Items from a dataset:
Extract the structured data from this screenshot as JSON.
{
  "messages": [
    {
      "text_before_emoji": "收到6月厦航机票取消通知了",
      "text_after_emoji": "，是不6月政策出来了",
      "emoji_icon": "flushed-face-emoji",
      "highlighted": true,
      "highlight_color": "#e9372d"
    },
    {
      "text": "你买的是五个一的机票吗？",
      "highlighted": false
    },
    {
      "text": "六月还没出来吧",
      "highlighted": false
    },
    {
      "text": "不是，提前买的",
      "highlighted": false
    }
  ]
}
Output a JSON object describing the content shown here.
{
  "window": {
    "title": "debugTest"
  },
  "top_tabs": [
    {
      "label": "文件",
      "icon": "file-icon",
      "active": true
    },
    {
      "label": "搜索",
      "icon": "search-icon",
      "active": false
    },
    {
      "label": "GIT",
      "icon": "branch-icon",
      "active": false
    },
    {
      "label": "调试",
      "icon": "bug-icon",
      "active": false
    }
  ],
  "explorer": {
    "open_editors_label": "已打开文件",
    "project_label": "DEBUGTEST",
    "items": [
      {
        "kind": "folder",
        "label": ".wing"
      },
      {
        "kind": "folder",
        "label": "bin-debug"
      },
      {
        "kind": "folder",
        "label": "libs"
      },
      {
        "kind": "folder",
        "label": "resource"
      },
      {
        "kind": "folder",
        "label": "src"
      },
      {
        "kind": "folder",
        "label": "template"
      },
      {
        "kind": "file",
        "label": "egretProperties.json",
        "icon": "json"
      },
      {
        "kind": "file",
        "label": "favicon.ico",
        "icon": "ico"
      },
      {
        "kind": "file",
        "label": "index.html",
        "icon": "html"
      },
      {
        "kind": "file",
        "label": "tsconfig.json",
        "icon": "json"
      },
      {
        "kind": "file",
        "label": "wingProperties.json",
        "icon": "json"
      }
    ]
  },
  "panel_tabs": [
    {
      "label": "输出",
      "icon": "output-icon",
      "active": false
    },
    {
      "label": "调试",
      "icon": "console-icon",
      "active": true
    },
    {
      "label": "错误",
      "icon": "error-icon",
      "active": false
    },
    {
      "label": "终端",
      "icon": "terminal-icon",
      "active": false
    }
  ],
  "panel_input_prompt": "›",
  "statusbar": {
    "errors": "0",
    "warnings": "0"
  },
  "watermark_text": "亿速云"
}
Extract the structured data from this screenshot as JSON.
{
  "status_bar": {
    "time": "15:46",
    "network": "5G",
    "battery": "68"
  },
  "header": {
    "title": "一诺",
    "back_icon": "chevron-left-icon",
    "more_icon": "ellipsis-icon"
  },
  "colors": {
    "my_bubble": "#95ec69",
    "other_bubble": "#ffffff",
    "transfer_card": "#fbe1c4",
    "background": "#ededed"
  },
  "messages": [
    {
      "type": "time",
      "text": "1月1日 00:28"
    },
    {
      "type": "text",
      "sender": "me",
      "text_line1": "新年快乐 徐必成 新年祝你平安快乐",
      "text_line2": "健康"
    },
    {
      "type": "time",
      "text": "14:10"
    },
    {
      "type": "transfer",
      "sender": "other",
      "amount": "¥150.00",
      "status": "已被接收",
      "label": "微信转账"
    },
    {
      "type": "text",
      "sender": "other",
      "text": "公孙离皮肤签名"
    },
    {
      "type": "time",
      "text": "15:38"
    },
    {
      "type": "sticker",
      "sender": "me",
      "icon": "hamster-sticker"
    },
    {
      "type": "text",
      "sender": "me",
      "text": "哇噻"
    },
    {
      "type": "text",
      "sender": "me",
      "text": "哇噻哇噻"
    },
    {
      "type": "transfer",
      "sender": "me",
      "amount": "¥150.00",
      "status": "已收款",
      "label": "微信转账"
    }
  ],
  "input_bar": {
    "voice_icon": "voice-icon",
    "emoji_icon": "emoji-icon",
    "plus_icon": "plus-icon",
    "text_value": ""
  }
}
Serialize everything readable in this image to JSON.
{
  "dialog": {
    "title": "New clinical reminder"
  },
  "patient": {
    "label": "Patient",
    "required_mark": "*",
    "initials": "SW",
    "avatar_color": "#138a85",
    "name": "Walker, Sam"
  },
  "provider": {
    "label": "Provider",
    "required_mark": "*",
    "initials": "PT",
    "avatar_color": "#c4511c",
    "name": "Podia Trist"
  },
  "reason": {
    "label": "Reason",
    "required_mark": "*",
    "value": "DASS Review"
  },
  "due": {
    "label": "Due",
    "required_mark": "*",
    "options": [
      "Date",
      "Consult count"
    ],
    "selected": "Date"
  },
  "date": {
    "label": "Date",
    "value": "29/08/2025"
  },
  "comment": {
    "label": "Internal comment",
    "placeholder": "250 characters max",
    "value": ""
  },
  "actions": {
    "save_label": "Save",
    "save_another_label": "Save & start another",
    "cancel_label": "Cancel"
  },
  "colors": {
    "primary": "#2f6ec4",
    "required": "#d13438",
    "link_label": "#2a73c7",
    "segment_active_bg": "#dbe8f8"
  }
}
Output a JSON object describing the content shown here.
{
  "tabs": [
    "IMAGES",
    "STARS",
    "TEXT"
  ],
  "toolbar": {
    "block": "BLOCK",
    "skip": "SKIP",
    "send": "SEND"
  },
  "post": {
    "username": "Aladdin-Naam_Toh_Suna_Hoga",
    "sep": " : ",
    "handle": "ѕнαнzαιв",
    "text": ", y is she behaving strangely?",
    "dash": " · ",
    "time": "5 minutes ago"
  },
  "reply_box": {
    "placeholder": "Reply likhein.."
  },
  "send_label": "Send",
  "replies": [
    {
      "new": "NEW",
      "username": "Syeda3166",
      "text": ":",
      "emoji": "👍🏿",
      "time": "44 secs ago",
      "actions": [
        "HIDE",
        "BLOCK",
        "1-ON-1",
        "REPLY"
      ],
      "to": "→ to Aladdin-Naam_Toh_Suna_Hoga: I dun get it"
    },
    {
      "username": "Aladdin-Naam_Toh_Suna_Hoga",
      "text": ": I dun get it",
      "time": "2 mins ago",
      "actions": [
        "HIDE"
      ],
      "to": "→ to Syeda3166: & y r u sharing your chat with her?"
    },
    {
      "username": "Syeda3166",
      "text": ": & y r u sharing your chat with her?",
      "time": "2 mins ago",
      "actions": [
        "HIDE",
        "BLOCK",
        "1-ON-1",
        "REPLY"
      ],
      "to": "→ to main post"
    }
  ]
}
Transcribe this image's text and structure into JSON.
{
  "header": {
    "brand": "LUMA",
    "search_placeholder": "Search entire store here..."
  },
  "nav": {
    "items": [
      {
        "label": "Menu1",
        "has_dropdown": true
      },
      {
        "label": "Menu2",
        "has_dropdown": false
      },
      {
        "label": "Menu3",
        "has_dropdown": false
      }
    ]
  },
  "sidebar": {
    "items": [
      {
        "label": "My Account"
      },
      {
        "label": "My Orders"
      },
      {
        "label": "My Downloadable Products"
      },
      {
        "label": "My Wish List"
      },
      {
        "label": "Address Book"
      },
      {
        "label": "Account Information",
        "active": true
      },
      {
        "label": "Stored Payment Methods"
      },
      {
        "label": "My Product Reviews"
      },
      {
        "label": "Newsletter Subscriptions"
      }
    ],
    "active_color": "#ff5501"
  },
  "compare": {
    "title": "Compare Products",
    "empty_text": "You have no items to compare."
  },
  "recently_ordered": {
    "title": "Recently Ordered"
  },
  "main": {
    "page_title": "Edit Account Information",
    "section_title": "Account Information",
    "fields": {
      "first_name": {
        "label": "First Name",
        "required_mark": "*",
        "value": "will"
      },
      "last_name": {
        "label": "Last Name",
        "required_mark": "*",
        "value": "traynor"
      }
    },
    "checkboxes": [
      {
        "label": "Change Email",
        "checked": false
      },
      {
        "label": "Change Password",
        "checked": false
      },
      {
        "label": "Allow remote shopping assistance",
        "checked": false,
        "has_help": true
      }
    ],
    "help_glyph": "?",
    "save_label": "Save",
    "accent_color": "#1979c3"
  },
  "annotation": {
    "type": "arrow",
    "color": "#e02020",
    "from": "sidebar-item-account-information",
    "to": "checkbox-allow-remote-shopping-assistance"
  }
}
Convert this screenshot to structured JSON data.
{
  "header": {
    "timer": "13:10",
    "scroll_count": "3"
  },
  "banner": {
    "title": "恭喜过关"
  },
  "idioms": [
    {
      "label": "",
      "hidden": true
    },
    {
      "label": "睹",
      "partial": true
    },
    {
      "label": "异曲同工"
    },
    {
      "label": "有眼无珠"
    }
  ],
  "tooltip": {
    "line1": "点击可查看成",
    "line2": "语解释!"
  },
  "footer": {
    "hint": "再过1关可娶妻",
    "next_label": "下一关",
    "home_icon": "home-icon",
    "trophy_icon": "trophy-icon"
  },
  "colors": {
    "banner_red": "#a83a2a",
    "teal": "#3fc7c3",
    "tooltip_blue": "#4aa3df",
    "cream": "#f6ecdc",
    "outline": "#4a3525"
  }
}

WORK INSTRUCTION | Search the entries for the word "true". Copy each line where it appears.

OUTPUT BELOW |
      "highlighted": true,
      "active": true
      "active": true
        "has_dropdown": true
        "active": true
        "has_help": true
      "hidden": true
      "partial": true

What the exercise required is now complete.